[Dataset rows for apps and sites]
--- START ---
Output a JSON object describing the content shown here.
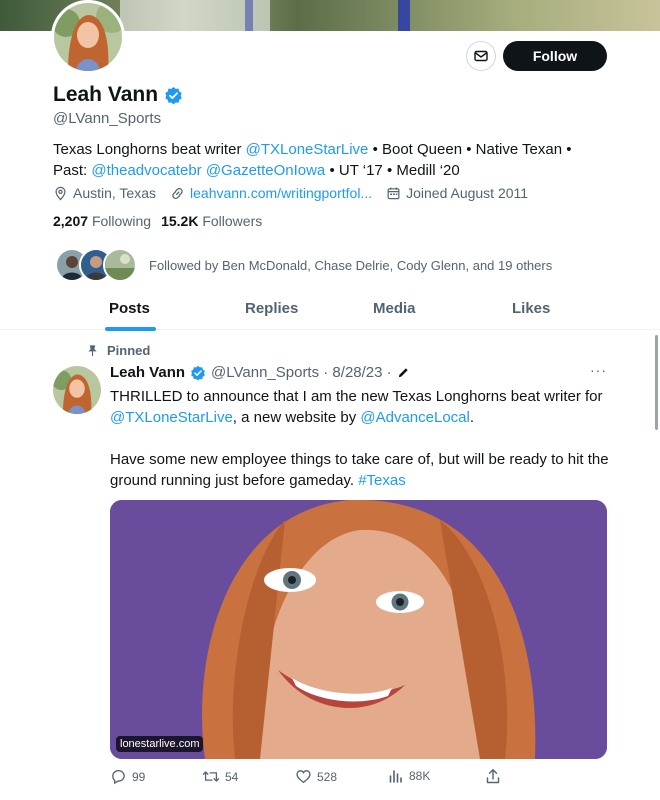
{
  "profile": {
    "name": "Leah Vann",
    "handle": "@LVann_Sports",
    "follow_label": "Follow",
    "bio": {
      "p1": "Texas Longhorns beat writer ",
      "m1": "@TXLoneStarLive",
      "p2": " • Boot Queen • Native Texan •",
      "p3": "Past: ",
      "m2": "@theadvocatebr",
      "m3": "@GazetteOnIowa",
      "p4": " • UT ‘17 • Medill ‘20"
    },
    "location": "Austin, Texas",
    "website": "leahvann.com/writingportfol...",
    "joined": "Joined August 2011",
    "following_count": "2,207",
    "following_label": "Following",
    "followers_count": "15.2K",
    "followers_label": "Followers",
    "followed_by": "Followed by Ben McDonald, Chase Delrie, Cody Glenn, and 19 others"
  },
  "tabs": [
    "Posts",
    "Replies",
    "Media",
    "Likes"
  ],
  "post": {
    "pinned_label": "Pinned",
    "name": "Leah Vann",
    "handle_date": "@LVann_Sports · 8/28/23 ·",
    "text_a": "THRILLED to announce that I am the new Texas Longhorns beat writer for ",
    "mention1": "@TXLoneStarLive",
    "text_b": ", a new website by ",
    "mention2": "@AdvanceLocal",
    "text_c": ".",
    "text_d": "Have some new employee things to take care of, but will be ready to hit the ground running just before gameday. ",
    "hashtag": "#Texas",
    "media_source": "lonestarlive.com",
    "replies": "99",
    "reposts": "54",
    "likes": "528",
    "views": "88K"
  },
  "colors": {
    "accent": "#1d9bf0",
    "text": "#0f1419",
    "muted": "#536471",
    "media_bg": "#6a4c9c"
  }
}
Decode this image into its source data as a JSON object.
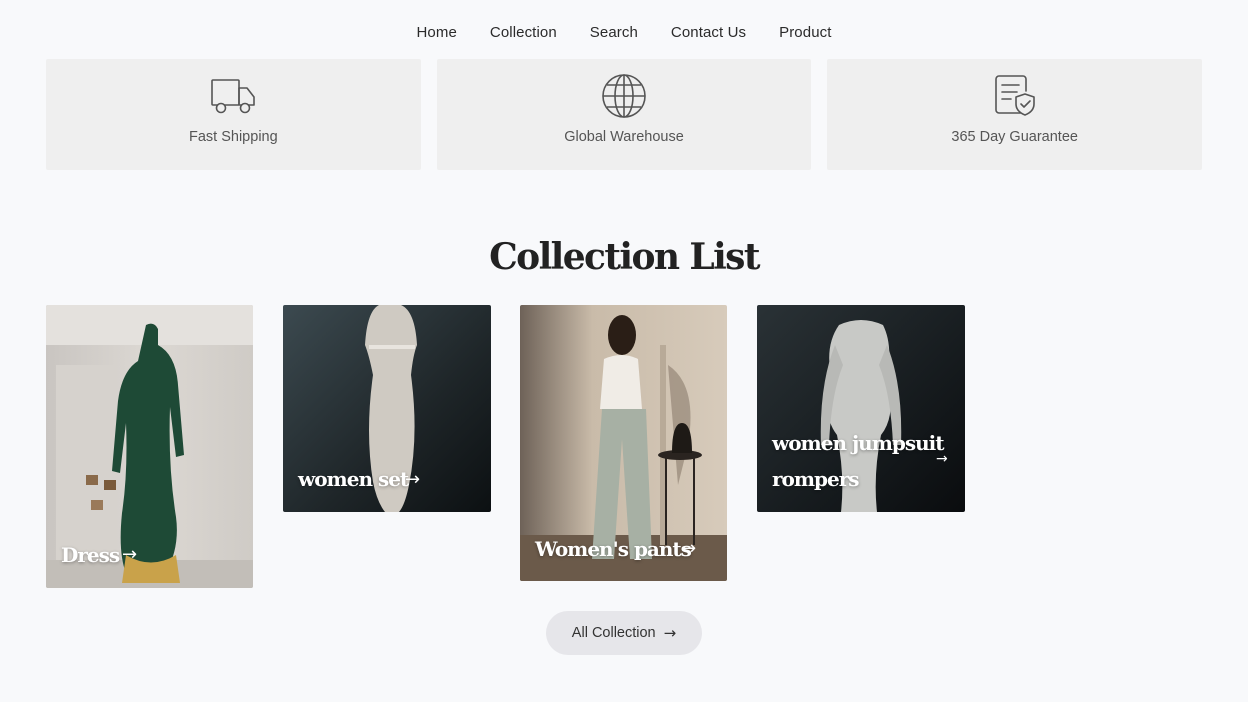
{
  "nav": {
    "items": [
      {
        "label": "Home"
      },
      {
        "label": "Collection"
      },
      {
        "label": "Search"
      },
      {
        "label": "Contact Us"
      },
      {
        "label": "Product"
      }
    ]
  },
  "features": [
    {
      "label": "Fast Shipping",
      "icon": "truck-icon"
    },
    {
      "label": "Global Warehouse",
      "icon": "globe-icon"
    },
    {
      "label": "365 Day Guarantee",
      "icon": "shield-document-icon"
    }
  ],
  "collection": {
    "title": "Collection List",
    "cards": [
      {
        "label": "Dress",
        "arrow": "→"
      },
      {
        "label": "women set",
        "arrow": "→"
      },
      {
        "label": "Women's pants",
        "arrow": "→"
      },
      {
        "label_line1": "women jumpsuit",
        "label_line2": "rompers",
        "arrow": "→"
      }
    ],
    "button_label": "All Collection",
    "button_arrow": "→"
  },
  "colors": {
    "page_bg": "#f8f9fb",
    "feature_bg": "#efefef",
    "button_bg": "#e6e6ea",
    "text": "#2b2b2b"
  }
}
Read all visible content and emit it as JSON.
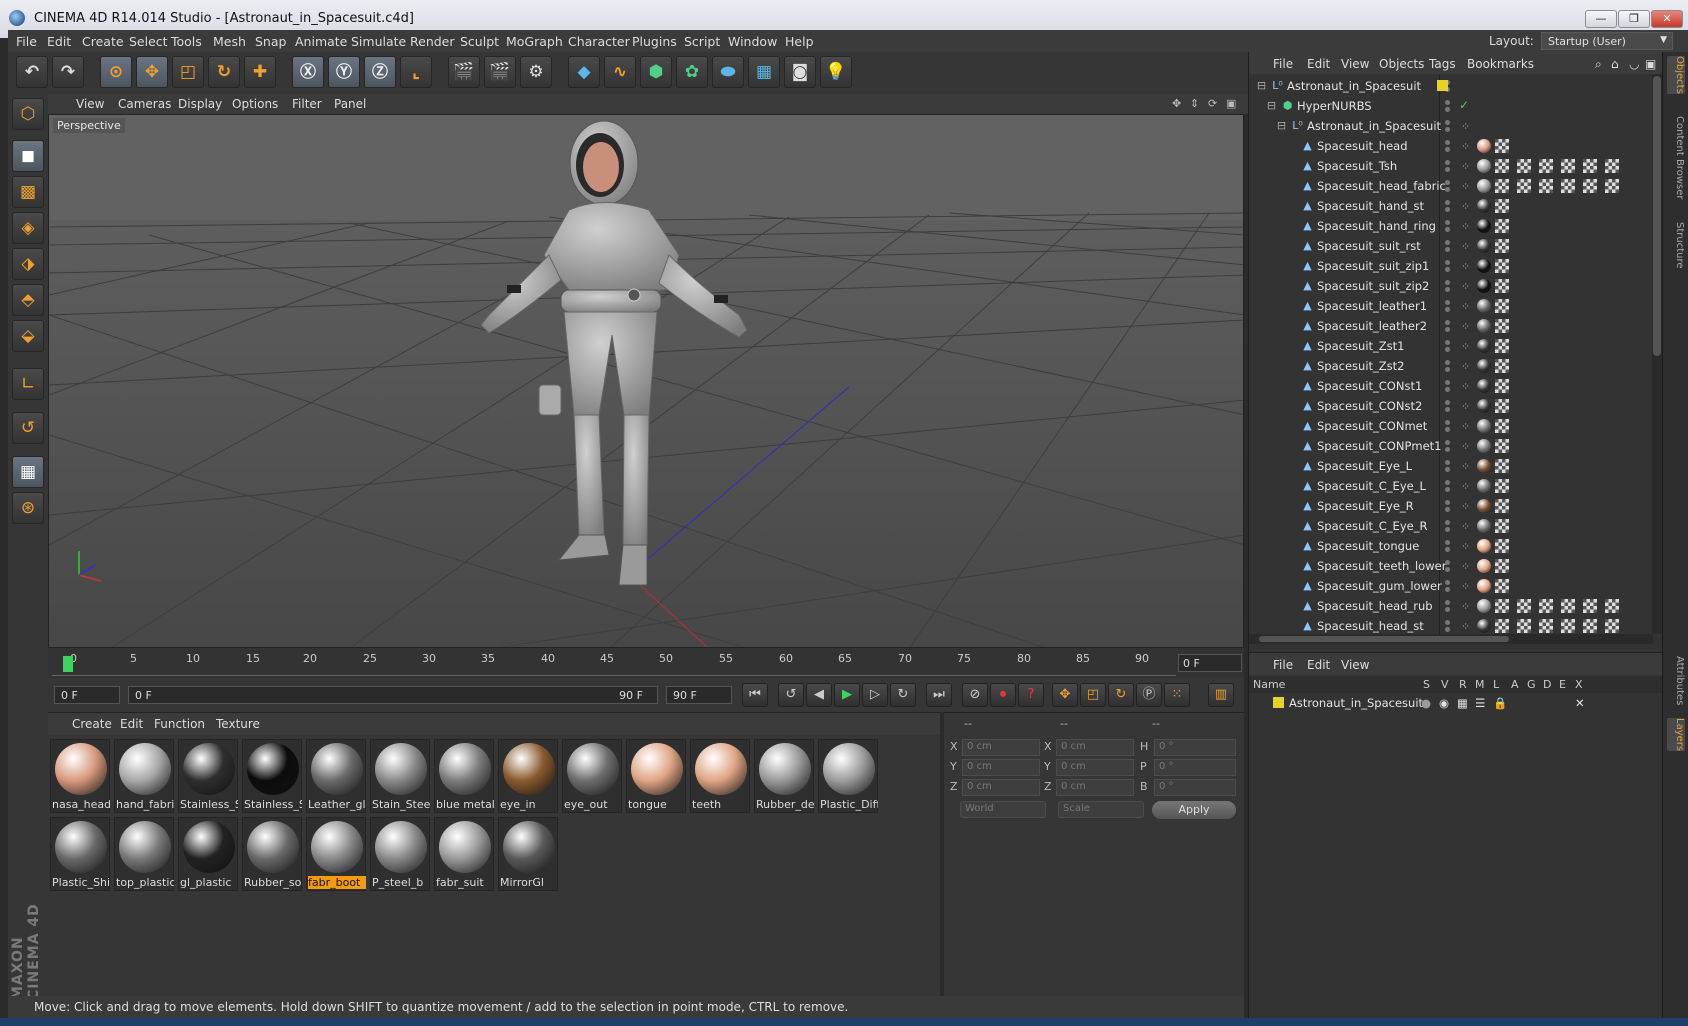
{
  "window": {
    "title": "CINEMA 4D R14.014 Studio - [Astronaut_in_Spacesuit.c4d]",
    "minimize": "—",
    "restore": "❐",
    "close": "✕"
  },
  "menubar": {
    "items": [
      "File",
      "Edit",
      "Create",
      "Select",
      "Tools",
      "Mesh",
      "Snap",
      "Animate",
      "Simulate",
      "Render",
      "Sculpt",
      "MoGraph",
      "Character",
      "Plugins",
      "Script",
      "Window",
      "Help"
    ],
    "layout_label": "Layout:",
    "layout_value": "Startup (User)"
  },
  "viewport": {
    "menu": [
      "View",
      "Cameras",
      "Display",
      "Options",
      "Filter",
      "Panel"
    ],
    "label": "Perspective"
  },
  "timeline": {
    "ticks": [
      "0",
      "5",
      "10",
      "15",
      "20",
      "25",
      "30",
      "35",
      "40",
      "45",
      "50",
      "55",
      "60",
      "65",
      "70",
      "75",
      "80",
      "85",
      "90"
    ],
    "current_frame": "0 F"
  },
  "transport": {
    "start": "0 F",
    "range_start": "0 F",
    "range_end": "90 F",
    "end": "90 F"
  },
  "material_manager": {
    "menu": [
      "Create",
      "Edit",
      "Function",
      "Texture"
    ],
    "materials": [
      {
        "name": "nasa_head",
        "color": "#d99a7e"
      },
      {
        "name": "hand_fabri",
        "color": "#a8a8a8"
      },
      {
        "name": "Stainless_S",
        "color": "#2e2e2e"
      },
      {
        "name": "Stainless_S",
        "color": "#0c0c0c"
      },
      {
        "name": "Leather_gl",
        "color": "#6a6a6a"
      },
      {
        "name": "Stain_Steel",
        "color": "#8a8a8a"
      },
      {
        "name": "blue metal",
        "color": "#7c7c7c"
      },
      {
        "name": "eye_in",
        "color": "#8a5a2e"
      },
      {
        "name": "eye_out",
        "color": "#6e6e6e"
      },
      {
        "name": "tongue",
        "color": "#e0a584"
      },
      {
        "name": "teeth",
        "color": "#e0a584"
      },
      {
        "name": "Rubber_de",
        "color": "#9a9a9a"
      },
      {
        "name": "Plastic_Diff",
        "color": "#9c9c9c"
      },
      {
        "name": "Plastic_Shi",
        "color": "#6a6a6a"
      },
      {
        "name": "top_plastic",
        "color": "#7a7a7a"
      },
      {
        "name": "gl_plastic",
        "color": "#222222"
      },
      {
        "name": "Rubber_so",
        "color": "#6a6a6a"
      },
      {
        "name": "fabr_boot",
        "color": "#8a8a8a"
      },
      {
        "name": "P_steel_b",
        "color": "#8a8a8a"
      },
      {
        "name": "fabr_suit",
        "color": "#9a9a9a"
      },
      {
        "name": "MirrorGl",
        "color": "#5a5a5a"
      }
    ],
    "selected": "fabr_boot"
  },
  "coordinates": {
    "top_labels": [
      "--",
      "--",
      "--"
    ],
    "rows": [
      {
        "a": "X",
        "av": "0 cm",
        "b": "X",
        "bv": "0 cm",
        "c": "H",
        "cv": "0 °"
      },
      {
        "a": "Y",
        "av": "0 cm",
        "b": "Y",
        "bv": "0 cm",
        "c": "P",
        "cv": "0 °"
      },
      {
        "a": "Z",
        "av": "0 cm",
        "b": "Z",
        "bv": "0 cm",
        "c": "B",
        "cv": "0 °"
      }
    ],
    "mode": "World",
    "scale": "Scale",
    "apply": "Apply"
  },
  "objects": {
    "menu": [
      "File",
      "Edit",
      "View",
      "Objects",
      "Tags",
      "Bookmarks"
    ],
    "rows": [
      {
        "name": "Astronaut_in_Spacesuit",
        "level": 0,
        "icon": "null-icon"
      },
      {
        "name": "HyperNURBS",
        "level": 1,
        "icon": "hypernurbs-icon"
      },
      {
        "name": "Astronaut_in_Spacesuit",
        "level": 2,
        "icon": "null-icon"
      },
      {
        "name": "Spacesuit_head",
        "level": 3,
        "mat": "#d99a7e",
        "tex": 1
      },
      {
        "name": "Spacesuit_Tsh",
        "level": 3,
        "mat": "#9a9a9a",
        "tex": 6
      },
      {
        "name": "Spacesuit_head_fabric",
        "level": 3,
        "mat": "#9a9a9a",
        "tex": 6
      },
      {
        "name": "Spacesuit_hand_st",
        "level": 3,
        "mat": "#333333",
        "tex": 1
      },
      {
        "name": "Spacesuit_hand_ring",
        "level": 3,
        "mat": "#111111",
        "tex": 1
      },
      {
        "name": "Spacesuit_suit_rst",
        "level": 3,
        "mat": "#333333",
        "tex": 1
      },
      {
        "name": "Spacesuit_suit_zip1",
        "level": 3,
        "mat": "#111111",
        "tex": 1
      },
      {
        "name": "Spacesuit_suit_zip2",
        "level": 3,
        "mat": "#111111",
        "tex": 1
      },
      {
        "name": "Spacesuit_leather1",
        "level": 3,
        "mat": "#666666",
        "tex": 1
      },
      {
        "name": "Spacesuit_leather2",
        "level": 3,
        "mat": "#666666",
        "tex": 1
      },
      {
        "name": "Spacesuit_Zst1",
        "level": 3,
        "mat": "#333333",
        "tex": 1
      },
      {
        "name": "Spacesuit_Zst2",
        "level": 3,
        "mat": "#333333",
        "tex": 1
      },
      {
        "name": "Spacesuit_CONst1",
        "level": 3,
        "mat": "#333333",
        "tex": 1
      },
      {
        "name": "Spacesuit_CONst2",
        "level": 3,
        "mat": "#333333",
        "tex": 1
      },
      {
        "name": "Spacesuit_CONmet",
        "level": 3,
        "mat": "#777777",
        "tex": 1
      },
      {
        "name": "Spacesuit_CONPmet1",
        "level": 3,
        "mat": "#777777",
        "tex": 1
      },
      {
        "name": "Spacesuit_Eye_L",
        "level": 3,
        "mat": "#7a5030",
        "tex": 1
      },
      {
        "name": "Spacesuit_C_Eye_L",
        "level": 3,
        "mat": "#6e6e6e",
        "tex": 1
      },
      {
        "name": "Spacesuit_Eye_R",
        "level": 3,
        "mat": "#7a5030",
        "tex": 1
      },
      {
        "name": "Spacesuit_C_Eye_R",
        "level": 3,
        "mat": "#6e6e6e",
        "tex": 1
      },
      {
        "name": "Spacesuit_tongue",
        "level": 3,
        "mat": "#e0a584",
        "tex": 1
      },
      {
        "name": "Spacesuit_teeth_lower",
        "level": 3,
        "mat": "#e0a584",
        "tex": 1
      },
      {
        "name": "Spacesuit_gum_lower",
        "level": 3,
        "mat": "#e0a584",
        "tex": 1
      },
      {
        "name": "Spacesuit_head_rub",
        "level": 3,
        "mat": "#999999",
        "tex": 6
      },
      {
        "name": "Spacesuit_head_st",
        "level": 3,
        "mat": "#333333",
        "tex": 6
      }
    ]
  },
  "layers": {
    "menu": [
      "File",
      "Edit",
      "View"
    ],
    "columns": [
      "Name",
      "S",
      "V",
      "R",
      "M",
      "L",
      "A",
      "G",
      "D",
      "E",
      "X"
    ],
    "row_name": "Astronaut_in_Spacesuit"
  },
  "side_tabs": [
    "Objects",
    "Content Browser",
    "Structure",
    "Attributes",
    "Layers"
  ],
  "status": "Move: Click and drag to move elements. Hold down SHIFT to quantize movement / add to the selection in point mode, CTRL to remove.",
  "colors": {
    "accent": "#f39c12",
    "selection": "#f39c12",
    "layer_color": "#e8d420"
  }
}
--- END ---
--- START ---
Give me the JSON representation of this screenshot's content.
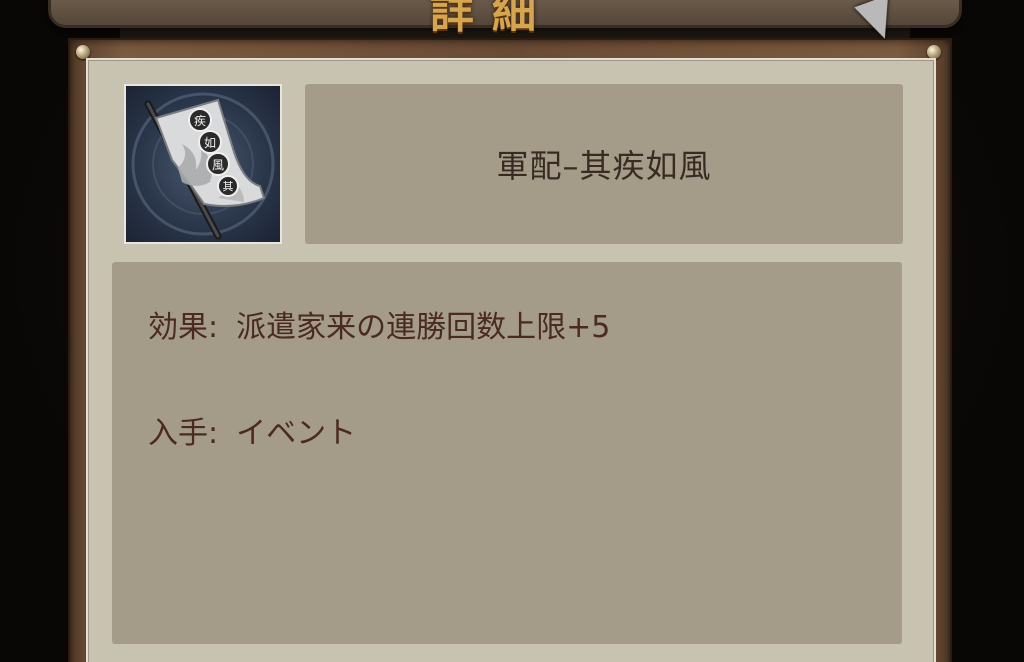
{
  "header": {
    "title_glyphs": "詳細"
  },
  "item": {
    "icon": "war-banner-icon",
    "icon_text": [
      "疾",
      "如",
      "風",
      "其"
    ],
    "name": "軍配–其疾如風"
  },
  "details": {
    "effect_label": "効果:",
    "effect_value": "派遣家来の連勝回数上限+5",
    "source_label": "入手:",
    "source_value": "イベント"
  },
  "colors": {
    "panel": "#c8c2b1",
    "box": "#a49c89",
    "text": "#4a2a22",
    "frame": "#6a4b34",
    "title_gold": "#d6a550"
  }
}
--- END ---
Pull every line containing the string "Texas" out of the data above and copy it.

      "p1": "Texas Longhorns beat writer ",
    "location": "Austin, Texas",
    "text_a": "THRILLED to announce that I am the new Texas Longhorns beat writer for ",
    "hashtag": "#Texas",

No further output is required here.